Broadcom's revenue rose 1% annually to $5.9 billion in the first quarter. Its semiconductor revenue dipped 4% to $4.2 billion, but its infrastructure software revenue -- boosted by its recent acquisitions -- rose 19% to $1.7 billion and offset that decline.

Broadcom generated 14% of its revenue during the quarter from an unnamed top customer, most likely Apple (NASDAQ:AAPL). Broadcom provides wireless components for Apple's devices, and it recently agreed to provide Apple with $15 billion in wireless components over the next three years.

Broadcom's gross margin expanded annually from 44.6% to 55.7% during the quarter, thanks to the growth of its higher-margin software business. Its operating margin also expanded from 9.6% to 12.2% as it reduced its total operating expenses by 4%. As a result, its adjusted EBITDA rose 1% to $3.3 billion.

How will COVID-19 affect Broadcom?

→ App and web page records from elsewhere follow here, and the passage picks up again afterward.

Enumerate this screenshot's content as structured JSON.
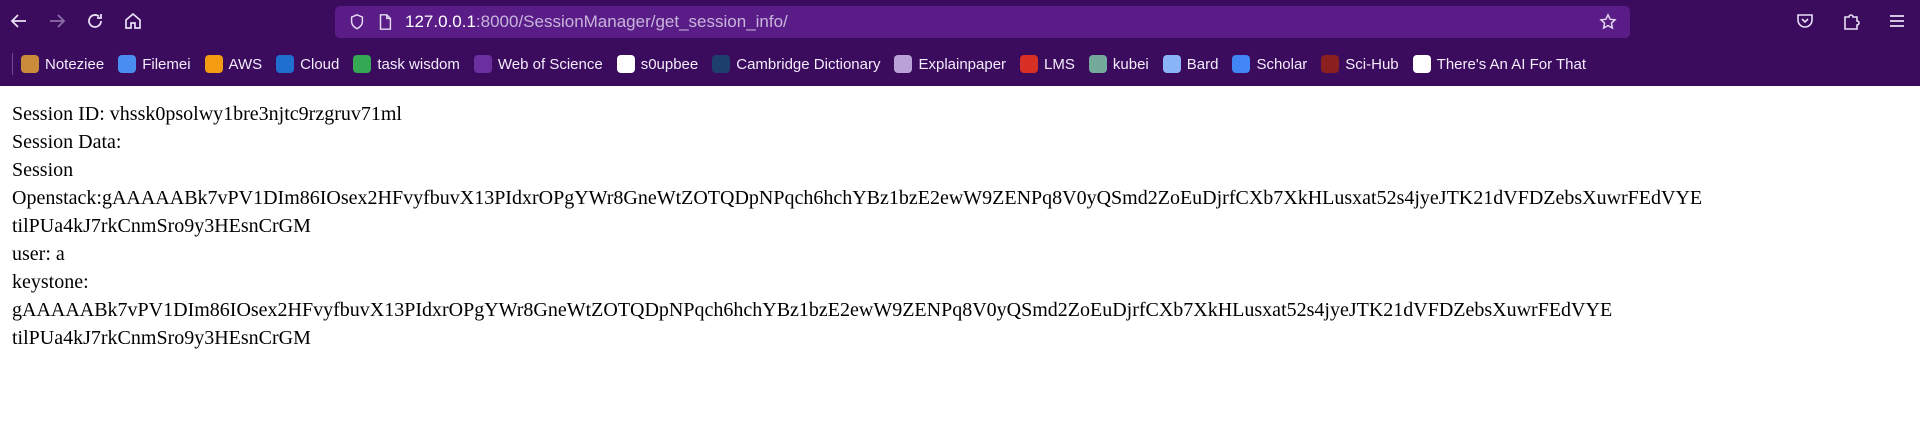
{
  "url": {
    "host": "127.0.0.1",
    "rest": ":8000/SessionManager/get_session_info/"
  },
  "bookmarks": [
    {
      "label": "Noteziee",
      "icon": "notebook-icon",
      "color": "#c98b3a"
    },
    {
      "label": "Filemei",
      "icon": "file-icon",
      "color": "#4a8df0"
    },
    {
      "label": "AWS",
      "icon": "aws-icon",
      "color": "#f39c12"
    },
    {
      "label": "Cloud",
      "icon": "trello-icon",
      "color": "#1f6fd1"
    },
    {
      "label": "task wisdom",
      "icon": "drive-icon",
      "color": "#34a853"
    },
    {
      "label": "Web of Science",
      "icon": "clarivate-icon",
      "color": "#6b2fa0"
    },
    {
      "label": "s0upbee",
      "icon": "github-icon",
      "color": "#ffffff"
    },
    {
      "label": "Cambridge Dictionary",
      "icon": "cambridge-icon",
      "color": "#1d3f6e"
    },
    {
      "label": "Explainpaper",
      "icon": "globe-icon",
      "color": "#b9a3d6"
    },
    {
      "label": "LMS",
      "icon": "lms-icon",
      "color": "#d93025"
    },
    {
      "label": "kubei",
      "icon": "chatgpt-icon",
      "color": "#74aa9c"
    },
    {
      "label": "Bard",
      "icon": "bard-icon",
      "color": "#8ab4f8"
    },
    {
      "label": "Scholar",
      "icon": "scholar-icon",
      "color": "#4285f4"
    },
    {
      "label": "Sci-Hub",
      "icon": "scihub-icon",
      "color": "#8b1f1f"
    },
    {
      "label": "There's An AI For That",
      "icon": "arm-icon",
      "color": "#ffffff"
    }
  ],
  "content": {
    "session_id": "Session ID: vhssk0psolwy1bre3njtc9rzgruv71ml",
    "session_data_label": "Session Data:",
    "session_label": "Session",
    "openstack_line": "Openstack:gAAAAABk7vPV1DIm86IOsex2HFvyfbuvX13PIdxrOPgYWr8GneWtZOTQDpNPqch6hchYBz1bzE2ewW9ZENPq8V0yQSmd2ZoEuDjrfCXb7XkHLusxat52s4jyeJTK21dVFDZebsXuwrFEdVYE",
    "openstack_cont": "tilPUa4kJ7rkCnmSro9y3HEsnCrGM",
    "user_line": "user: a",
    "keystone_label": "keystone:",
    "keystone_line": "gAAAAABk7vPV1DIm86IOsex2HFvyfbuvX13PIdxrOPgYWr8GneWtZOTQDpNPqch6hchYBz1bzE2ewW9ZENPq8V0yQSmd2ZoEuDjrfCXb7XkHLusxat52s4jyeJTK21dVFDZebsXuwrFEdVYE",
    "keystone_cont": "tilPUa4kJ7rkCnmSro9y3HEsnCrGM"
  }
}
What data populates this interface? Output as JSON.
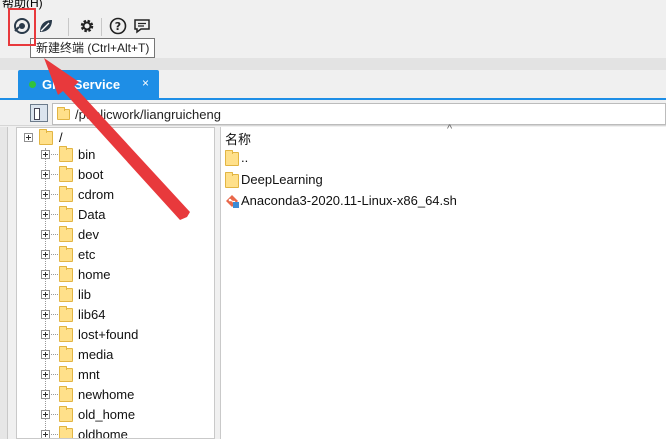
{
  "menubar": {
    "help_label": "帮助(H)"
  },
  "toolbar": {
    "tooltip": "新建终端 (Ctrl+Alt+T)",
    "buttons": [
      "terminal-icon",
      "leaf-icon",
      "gear-icon",
      "help-circle-icon",
      "chat-icon"
    ]
  },
  "tab": {
    "title": "GPU Service",
    "close": "×",
    "status_color": "#31c23c"
  },
  "path": {
    "value": "/publicwork/liangruicheng"
  },
  "tree": {
    "root": "/",
    "items": [
      "bin",
      "boot",
      "cdrom",
      "Data",
      "dev",
      "etc",
      "home",
      "lib",
      "lib64",
      "lost+found",
      "media",
      "mnt",
      "newhome",
      "old_home",
      "oldhome"
    ]
  },
  "filelist": {
    "column_name": "名称",
    "items": [
      {
        "name": "..",
        "type": "folder"
      },
      {
        "name": "DeepLearning",
        "type": "folder"
      },
      {
        "name": "Anaconda3-2020.11-Linux-x86_64.sh",
        "type": "script"
      }
    ]
  },
  "annotation": {
    "color": "#e8393c"
  },
  "colors": {
    "accent": "#1e8ee6",
    "folder": "#ffe08a"
  }
}
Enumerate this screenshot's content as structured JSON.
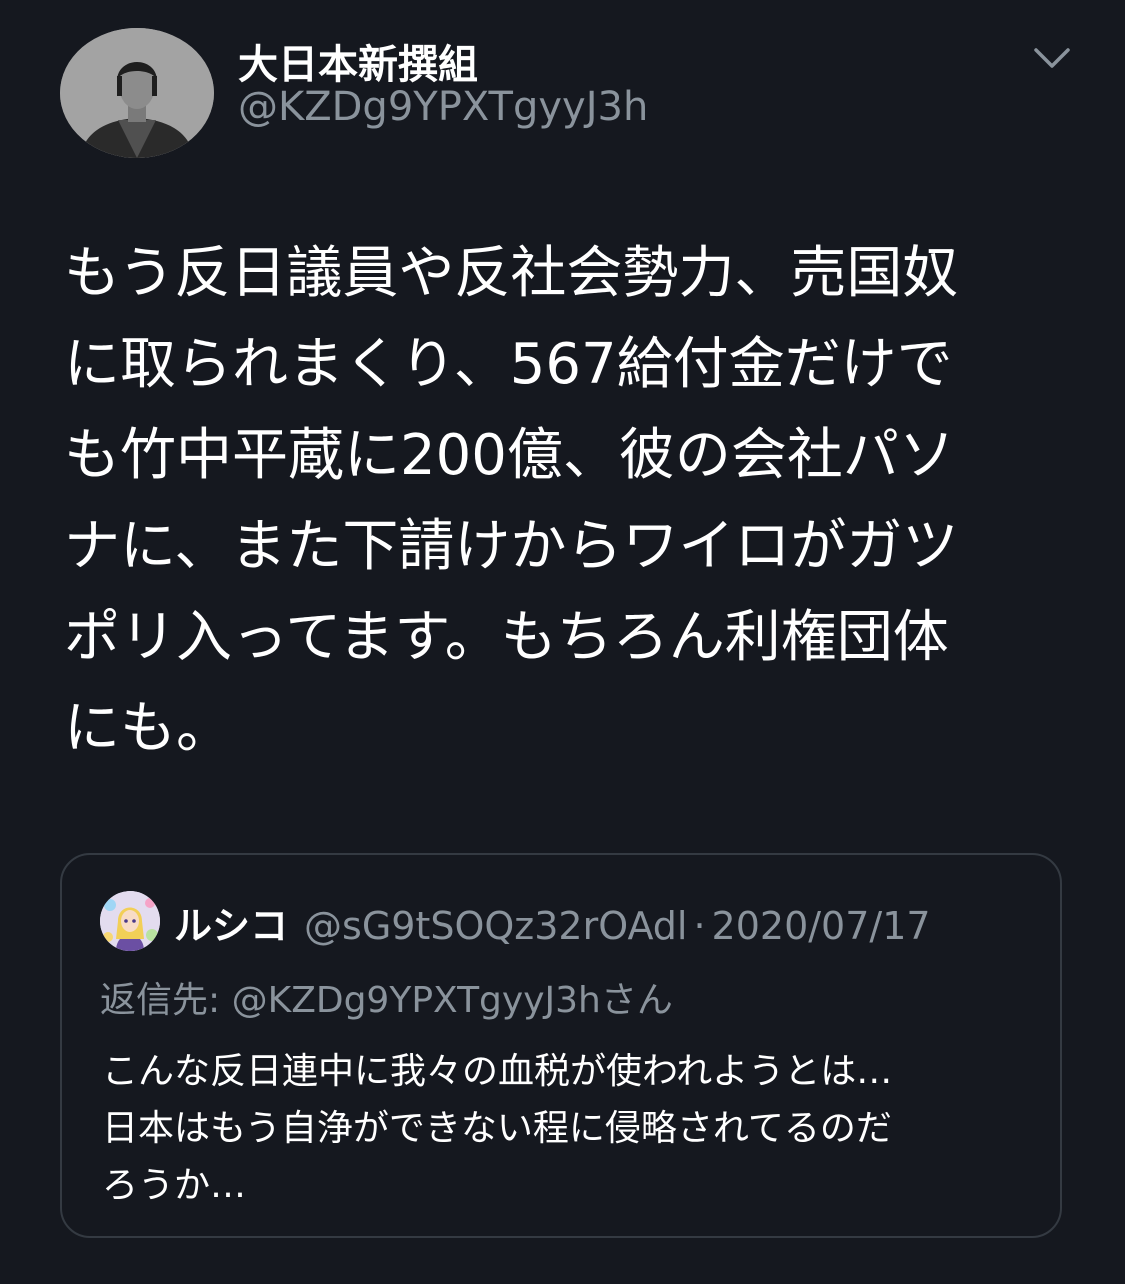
{
  "tweet": {
    "author": {
      "display_name": "大日本新撰組",
      "handle": "@KZDg9YPXTgyyJ3h",
      "avatar_icon": "portrait-photo-avatar"
    },
    "menu_icon": "chevron-down-icon",
    "body_lines": [
      "もう反日議員や反社会勢力、売国奴",
      "に取られまくり、567給付金だけで",
      "も竹中平蔵に200億、彼の会社パソ",
      "ナに、また下請けからワイロがガツ",
      "ポリ入ってます。もちろん利権団体",
      "にも。"
    ]
  },
  "quoted_tweet": {
    "display_name": "ルシコ",
    "handle": "@sG9tSOQz32rOAdl",
    "separator": "·",
    "date": "2020/07/17",
    "reply_to_label": "返信先:",
    "reply_to_handle": "@KZDg9YPXTgyyJ3h",
    "reply_to_suffix": "さん",
    "body_lines": [
      "こんな反日連中に我々の血税が使われようとは…",
      "日本はもう自浄ができない程に侵略されてるのだ",
      "ろうか…"
    ]
  },
  "colors": {
    "background": "#15181f",
    "primary_text": "#ffffff",
    "secondary_text": "#8a939c",
    "card_border": "#343a42"
  }
}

CEO Hock Tan stated: "The fundamental semiconductor backdrop has been improving, and we did not see any material impact on our businesses due to COVID-19 in our first quarter." However, Tan also warned the "visibility in our global markets is lacking and demand uncertainty is intensifying."

A transparent view of a smartphone.

Image source: Getty Images.

Nonetheless, Broadcom expects its revenue and adjusted EBITDA to rise 3% and 1% year-over-year, respectively, in the second quarter. But it also withdrew its previous forecast for fiscal 2020, which called for 11% revenue growth and 9% adjusted EBITDA growth.

During the conference call, Tan warned a "possible" downside scenario could cause Broadcom's 2020 revenue to come in 5%-10% lower than its original forecast. Meanwhile, analysts expect Broadcom's revenue and earnings to rise 4% and 1%, respectively, this year. Investors should take both forecasts with a grain of salt since the COVID-19 crisis is rapidly evolving.

Broadcom's free cash flow rose 9% annually to $2.2 billion during the first quarter, which easily covered its $1.3 billion in dividend payments. Its cash and equivalents rose 27% to $6.4 billion. Therefore, Broadcom should easily continue its 10-year streak of dividend hikes, and it still has plenty of cash to gradually reduce its $44.7 billion in debt. Only $2.3 billion of that total matures within a year.

Broadcom's tailwinds should offset its headwinds

Broadcom's chip and software portfolios are diversified across the data center, networking, broadband, wireless, storage, industrial, and enterprise and mainframe markets.

Demand for data center upgrades should remain robust throughout the pandemic as stay-at-home measures boost the usage of cloud-based and streaming services. Sales of smartphone chips could also accelerate in the second half of the year as new 5G smartphones hit the market. Meanwhile, the industrial and enterprise markets could remain sluggish due to the aftershocks of COVID-19.

Simply put, Broadcom remains a macro play on the semiconductor and software markets. It doesn't face many individual competitors, but its growth could remain tepid until stronger tailwinds spark fresh demand for its chips and infrastructure software.

The bottom line

Broadcom's stock might not rally anytime soon, but its low valuation and high yield should limit its downside potential. Therefore, I believe it's still a safe income stock that could generate solid returns over the next few years.

This article represents the opinion of the writer, who may disagree with the “official” recommendation position of a Motley Fool premium advisory service. We’re motley! Questioning an investing thesis -- even one of our own -- helps us all think critically about investing and make decisions that help us become smarter, happier, and richer.